**Required action:** For the material below, the sole required output is the number of lines that include "JSON".

**Data supplied:**
==========
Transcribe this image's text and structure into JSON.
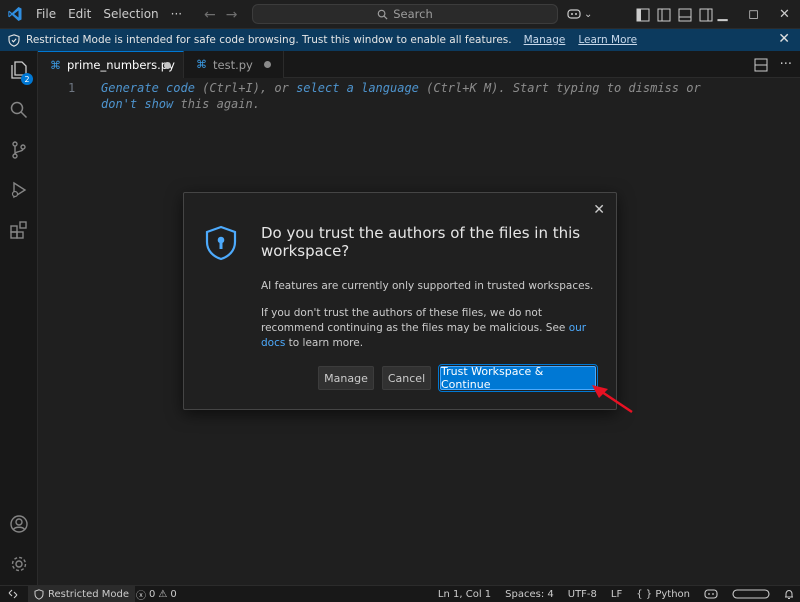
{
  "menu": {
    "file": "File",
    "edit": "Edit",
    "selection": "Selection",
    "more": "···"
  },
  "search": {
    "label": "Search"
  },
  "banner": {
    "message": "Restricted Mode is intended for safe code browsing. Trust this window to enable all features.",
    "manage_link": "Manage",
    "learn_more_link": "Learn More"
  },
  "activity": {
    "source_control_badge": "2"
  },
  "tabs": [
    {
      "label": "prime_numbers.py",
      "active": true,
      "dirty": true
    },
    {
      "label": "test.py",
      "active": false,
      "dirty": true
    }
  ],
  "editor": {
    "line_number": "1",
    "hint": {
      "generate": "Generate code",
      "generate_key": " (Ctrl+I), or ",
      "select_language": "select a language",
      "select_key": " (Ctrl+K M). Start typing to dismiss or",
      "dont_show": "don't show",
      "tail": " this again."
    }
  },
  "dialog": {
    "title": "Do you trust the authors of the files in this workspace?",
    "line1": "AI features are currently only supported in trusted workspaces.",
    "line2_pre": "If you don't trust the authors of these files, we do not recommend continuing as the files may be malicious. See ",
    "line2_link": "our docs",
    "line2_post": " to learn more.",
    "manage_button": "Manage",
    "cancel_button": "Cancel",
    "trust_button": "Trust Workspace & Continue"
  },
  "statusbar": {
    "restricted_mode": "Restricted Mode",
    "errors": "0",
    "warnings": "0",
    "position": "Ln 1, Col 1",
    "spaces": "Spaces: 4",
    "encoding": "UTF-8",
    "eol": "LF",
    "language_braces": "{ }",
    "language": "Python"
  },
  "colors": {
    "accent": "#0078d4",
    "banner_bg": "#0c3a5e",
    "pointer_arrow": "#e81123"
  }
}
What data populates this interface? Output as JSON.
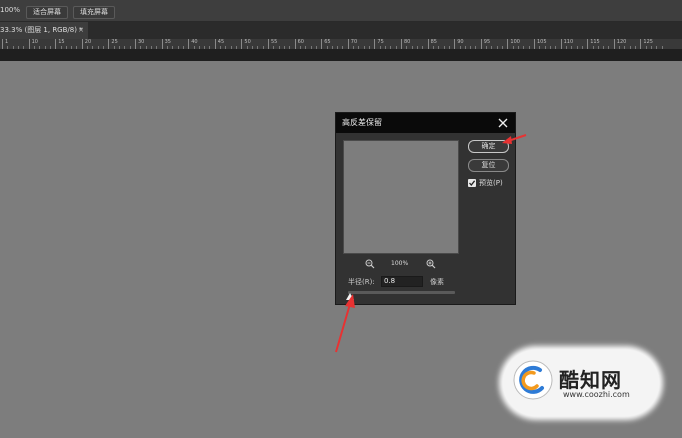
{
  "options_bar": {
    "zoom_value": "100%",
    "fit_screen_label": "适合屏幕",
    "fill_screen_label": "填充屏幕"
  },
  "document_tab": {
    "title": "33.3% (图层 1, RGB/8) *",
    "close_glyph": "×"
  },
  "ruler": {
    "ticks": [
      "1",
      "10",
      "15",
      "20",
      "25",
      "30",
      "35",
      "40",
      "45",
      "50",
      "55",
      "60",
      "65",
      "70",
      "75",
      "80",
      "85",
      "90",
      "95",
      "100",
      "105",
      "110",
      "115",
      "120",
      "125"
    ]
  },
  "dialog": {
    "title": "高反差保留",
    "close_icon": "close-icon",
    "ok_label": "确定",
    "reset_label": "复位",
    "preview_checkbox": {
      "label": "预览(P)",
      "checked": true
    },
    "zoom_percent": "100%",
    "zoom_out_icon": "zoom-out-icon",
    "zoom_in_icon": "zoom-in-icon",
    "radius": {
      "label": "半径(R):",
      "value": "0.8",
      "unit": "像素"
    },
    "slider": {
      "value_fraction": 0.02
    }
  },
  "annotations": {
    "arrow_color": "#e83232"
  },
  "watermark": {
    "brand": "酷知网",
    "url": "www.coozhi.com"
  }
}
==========
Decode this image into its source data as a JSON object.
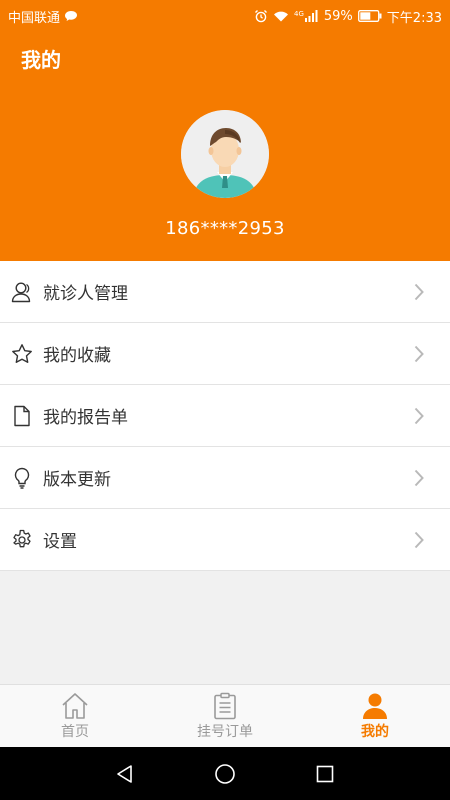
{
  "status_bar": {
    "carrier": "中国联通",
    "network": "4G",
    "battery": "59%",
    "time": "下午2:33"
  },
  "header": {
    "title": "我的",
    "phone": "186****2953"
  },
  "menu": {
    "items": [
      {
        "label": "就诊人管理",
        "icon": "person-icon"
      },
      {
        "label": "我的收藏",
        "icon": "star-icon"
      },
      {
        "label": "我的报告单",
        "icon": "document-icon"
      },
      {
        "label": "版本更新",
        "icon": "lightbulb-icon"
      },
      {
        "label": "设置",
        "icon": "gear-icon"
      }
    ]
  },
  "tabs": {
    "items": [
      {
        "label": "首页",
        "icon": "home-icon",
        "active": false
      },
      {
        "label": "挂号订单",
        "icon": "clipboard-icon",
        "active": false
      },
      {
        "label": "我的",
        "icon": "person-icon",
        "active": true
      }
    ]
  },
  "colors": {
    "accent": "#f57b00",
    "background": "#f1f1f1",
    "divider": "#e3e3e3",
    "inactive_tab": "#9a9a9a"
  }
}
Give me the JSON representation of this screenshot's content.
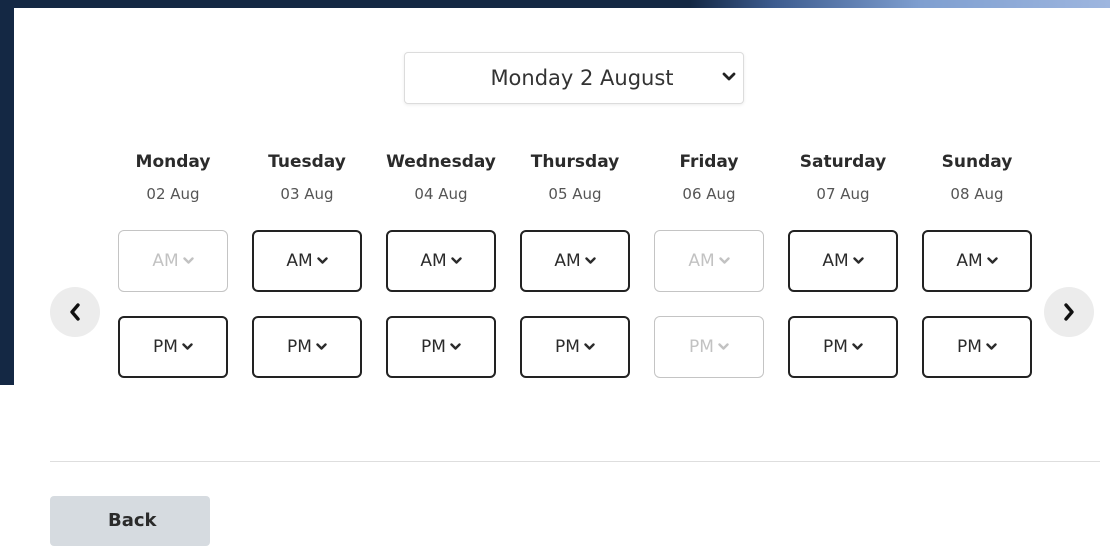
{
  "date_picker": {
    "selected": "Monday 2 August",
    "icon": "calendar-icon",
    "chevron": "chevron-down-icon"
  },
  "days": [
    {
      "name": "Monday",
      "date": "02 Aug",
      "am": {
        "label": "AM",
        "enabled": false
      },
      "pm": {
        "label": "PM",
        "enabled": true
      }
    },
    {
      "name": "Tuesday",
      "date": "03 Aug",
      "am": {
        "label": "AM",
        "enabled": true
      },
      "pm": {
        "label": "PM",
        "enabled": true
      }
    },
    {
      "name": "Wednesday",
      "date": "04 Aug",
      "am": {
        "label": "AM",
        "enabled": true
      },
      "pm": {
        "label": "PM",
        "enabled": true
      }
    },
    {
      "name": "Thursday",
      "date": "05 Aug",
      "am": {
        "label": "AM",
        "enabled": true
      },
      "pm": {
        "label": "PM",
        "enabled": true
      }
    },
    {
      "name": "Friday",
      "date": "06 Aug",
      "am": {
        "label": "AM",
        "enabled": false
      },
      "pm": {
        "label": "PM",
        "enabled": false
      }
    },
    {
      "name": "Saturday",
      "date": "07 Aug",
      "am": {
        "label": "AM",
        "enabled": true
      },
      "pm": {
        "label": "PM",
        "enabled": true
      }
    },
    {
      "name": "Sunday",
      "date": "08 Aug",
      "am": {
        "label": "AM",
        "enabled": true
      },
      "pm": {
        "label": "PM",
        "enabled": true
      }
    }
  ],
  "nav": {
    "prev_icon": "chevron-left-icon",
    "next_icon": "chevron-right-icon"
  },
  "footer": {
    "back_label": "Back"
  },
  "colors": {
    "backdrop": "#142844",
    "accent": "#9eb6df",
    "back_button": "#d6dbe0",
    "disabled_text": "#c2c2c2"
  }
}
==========
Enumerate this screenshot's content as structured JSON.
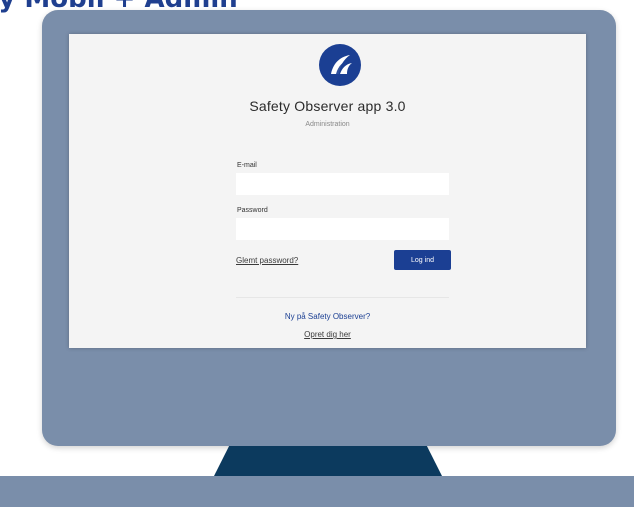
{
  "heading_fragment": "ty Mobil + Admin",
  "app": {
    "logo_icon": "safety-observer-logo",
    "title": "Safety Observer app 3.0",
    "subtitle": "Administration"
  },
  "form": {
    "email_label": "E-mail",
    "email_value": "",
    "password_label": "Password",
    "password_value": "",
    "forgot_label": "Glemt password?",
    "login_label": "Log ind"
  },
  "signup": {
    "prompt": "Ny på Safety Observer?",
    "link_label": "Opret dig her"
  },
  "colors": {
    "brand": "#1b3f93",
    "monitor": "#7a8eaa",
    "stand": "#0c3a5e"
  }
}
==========
**Answer to this problem:** 5